HealthDay News — Genicular nerve block offers pain relief for patients with knee osteoarthritis, according to a study published online Nov. 11 in Arthritis & Rheumatology to coincide with the annual meeting of the American College of Rheumatology, held from Nov. 10 to 14 in Philadelphia.
Ernst M. Shanahan, B.M.B.S., M.P.H., Ph.D., from Flinders University in Adelaide, Australia, and colleagues performed a 12-week randomized trial of genicular nerve block in 59 patients with knee osteoarthritis.
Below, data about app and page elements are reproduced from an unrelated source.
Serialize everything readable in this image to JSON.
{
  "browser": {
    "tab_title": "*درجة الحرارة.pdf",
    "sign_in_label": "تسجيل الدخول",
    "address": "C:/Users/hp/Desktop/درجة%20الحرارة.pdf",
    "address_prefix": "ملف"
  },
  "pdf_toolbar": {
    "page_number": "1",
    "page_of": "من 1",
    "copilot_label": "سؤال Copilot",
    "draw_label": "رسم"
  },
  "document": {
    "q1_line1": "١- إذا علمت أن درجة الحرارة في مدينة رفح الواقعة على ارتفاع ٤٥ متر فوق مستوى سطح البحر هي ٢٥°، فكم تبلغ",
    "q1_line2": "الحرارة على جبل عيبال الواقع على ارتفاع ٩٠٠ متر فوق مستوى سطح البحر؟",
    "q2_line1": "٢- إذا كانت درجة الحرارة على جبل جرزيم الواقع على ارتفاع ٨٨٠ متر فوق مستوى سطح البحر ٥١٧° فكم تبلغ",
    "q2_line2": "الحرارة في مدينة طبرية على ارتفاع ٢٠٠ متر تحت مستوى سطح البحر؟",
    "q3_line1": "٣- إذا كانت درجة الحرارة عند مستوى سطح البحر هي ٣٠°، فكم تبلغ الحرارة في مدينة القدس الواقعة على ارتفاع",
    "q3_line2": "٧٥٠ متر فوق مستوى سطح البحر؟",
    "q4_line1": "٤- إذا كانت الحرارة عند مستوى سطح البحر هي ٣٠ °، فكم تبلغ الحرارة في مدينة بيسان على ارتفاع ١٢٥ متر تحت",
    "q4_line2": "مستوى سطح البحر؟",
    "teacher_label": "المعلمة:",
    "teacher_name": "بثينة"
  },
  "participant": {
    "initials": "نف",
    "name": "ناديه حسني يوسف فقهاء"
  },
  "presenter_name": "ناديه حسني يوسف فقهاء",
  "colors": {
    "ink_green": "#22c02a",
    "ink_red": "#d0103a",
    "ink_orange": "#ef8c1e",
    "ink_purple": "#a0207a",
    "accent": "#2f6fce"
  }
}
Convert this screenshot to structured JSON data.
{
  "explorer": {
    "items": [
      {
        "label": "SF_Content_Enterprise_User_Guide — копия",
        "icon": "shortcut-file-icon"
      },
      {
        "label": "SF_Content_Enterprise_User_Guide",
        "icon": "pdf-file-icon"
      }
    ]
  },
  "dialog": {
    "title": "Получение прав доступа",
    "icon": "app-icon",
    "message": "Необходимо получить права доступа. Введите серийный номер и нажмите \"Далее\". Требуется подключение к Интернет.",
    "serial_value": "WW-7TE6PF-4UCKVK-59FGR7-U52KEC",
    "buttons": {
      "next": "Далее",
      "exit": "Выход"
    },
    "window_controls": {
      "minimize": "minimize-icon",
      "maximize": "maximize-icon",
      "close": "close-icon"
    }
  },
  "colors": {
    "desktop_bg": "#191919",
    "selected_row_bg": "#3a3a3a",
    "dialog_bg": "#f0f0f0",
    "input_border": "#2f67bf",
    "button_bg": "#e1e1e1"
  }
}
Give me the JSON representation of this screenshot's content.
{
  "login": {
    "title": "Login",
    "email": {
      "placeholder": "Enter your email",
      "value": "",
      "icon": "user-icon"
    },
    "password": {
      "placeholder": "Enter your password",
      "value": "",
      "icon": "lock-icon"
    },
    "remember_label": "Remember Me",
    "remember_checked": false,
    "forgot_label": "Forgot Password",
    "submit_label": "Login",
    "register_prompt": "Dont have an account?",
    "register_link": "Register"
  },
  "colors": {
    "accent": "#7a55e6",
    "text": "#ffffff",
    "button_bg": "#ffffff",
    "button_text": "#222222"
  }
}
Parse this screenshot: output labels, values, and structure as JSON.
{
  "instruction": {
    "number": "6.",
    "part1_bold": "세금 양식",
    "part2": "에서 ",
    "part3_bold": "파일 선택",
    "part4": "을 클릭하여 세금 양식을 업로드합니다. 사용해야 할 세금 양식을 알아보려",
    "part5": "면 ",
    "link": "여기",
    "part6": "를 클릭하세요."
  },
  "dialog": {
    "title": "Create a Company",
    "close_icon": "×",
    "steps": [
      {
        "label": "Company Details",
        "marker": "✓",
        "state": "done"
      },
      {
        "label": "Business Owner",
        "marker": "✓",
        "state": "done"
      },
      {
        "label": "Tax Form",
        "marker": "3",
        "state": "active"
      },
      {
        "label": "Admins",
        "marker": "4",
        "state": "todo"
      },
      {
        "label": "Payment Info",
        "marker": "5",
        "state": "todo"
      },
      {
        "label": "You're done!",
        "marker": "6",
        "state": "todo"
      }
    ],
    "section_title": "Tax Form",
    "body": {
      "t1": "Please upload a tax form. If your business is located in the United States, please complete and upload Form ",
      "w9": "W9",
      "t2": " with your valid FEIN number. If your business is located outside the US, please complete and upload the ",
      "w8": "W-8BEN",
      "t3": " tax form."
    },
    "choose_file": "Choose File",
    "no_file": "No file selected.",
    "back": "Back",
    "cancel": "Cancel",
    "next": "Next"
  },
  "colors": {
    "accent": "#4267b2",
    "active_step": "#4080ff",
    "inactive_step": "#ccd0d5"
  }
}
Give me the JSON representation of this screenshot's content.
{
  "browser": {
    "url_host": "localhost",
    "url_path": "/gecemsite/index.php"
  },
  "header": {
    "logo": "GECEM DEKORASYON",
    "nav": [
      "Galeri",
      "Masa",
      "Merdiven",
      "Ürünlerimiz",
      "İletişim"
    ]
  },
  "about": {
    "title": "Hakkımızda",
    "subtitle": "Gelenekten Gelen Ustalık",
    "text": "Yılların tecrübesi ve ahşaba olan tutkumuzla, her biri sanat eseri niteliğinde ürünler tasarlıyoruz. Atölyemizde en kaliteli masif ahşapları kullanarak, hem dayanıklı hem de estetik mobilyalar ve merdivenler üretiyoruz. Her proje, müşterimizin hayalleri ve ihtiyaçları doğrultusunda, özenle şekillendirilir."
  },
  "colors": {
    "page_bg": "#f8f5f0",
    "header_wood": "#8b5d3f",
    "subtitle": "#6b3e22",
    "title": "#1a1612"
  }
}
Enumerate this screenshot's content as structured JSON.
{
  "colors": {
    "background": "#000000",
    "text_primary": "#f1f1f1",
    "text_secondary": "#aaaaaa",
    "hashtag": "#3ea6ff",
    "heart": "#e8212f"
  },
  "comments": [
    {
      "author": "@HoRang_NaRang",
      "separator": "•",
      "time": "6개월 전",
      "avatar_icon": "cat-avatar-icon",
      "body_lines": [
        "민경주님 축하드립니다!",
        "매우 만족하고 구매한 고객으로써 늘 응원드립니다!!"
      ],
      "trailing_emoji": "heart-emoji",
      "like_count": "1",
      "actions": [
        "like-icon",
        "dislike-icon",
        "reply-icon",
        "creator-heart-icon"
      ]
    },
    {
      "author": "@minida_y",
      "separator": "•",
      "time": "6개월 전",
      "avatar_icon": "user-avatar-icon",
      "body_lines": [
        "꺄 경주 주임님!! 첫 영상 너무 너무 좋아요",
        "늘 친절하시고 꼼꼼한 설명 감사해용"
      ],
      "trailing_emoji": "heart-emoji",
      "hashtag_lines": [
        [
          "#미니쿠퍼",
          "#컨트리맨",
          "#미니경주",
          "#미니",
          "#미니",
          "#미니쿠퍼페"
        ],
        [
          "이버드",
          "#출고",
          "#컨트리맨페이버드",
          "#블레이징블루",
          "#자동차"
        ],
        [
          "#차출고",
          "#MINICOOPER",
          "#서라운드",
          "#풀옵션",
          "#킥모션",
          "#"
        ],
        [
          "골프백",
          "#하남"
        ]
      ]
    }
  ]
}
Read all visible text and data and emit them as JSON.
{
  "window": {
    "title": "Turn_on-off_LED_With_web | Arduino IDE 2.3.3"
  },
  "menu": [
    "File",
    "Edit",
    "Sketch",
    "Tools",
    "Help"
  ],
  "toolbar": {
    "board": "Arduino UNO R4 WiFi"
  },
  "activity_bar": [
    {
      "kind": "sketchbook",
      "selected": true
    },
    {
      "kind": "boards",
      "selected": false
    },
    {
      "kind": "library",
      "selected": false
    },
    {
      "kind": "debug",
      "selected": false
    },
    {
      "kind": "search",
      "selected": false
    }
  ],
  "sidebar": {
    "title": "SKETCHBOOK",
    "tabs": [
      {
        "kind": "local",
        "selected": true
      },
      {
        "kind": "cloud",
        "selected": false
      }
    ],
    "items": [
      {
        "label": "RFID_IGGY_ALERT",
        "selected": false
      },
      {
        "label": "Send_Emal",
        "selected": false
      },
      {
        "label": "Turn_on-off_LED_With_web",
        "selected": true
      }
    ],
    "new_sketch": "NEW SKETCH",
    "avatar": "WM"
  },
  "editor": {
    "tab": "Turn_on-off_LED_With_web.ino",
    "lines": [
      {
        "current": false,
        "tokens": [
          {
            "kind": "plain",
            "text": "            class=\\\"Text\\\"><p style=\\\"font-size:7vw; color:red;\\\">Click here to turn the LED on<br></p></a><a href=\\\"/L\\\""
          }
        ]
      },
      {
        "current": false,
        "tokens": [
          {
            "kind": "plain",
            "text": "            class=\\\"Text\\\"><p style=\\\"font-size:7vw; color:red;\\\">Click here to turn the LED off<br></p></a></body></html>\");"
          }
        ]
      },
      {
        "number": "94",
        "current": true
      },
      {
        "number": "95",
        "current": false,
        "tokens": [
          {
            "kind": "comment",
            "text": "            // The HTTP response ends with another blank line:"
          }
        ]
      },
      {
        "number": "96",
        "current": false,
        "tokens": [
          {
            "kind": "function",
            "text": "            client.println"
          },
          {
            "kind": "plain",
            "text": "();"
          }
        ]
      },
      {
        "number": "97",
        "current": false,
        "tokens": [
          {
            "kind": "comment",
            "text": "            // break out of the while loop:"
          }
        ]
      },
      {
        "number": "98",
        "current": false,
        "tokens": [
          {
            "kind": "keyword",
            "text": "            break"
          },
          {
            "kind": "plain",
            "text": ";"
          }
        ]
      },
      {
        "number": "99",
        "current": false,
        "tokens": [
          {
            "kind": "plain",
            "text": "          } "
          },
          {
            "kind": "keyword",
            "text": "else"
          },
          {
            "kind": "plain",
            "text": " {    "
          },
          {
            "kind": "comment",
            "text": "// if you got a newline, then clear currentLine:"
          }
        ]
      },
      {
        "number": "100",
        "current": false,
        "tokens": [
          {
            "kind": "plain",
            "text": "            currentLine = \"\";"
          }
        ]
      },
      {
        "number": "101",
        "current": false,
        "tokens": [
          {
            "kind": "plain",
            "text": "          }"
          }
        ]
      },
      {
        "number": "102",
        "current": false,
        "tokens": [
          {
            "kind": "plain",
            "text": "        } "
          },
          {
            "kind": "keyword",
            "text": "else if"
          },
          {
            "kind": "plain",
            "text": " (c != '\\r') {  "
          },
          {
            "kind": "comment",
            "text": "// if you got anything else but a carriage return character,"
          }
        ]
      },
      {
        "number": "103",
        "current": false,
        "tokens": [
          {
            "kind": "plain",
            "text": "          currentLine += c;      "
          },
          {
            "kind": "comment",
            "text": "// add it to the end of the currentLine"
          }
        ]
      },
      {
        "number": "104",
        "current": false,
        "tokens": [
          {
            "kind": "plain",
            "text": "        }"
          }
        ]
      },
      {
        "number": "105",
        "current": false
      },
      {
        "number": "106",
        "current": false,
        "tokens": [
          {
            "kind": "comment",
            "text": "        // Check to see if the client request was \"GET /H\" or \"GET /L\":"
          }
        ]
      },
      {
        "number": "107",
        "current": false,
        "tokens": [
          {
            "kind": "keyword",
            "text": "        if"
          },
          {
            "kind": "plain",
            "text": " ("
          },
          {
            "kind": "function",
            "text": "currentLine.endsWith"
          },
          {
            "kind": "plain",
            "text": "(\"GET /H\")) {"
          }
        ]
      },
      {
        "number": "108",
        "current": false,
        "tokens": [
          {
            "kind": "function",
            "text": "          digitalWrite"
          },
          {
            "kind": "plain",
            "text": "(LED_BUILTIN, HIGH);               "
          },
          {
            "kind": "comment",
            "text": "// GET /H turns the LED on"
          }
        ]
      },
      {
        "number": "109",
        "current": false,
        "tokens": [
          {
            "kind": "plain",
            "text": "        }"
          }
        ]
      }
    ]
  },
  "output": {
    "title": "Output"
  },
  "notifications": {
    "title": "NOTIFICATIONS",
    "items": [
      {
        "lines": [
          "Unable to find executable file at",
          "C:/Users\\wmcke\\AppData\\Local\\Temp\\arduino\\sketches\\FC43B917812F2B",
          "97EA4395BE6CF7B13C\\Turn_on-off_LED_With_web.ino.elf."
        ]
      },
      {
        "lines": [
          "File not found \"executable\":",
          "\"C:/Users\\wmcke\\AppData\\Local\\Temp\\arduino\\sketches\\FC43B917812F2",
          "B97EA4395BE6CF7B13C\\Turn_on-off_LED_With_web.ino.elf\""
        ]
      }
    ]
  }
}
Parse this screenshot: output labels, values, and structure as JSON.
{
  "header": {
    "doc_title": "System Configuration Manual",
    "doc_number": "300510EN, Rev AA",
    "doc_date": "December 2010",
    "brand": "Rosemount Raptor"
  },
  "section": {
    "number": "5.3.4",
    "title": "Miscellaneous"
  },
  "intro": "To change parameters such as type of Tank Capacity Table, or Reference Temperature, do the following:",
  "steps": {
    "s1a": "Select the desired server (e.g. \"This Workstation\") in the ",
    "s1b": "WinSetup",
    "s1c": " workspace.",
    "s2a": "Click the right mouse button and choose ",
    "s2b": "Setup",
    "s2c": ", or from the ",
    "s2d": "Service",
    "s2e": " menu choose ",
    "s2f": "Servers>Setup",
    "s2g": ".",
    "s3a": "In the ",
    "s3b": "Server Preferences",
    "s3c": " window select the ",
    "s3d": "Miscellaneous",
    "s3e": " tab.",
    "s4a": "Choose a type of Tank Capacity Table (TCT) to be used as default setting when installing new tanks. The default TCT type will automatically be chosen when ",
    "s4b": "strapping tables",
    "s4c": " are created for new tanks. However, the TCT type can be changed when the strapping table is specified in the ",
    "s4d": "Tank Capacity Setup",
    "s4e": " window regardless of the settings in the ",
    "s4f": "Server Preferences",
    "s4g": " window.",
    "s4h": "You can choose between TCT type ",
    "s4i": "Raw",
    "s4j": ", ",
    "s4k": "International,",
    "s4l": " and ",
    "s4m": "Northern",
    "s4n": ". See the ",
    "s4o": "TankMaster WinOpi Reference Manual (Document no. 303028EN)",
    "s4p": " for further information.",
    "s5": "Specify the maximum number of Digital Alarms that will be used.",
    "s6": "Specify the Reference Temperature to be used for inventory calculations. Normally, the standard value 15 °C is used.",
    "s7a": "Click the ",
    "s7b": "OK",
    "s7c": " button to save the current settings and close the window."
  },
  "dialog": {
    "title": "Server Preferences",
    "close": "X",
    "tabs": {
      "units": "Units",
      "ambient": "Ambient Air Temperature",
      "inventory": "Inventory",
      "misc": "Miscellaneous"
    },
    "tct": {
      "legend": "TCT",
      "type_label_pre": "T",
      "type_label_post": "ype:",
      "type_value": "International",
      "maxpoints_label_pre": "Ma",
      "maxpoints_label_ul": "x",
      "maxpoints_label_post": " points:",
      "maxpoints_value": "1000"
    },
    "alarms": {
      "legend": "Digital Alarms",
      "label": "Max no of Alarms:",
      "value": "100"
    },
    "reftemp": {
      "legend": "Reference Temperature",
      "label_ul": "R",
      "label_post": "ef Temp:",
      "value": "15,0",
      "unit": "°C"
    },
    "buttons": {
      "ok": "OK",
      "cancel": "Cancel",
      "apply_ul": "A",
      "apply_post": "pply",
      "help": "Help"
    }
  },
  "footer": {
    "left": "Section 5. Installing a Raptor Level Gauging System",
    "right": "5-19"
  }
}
Within two weeks of randomization, patients in the active arm received three injections of 5.7 mg celestone chronodose (1 mL) and 0.5 percent bupivacaine (3 mL) to the inferomedial, superomedial, and superolateral genicular nerves, while patients in the placebo arm received injections of normal saline (31 and 28 patients, respectively). Patients recorded their pain and disability on a 100-mm visual analog scale (VAS) at baseline and at weeks 2, 4, 8, and 12.
The researchers found that improvements in pain scores were reported by patients in the active group at two, four, eight, and 12 weeks, with a reduction of the effect over time. At baseline and weeks 2, 4, 8, and 12, VAS scores were 6.2 versus 5.3, 2.7 versus 4.7, 3.2 versus 5.1, 3.9 versus 4.9, and 4.6 versus 5.1, respectively, in the active versus placebo group.
“This study demonstrates that genicular nerve block is an effective short-term therapy for pain management in people with knee osteoarthritis,” Shanahan said in a statement. “We think it may be a useful treatment option for this group of people, in particular those waiting for, or wishing to defer surgery.”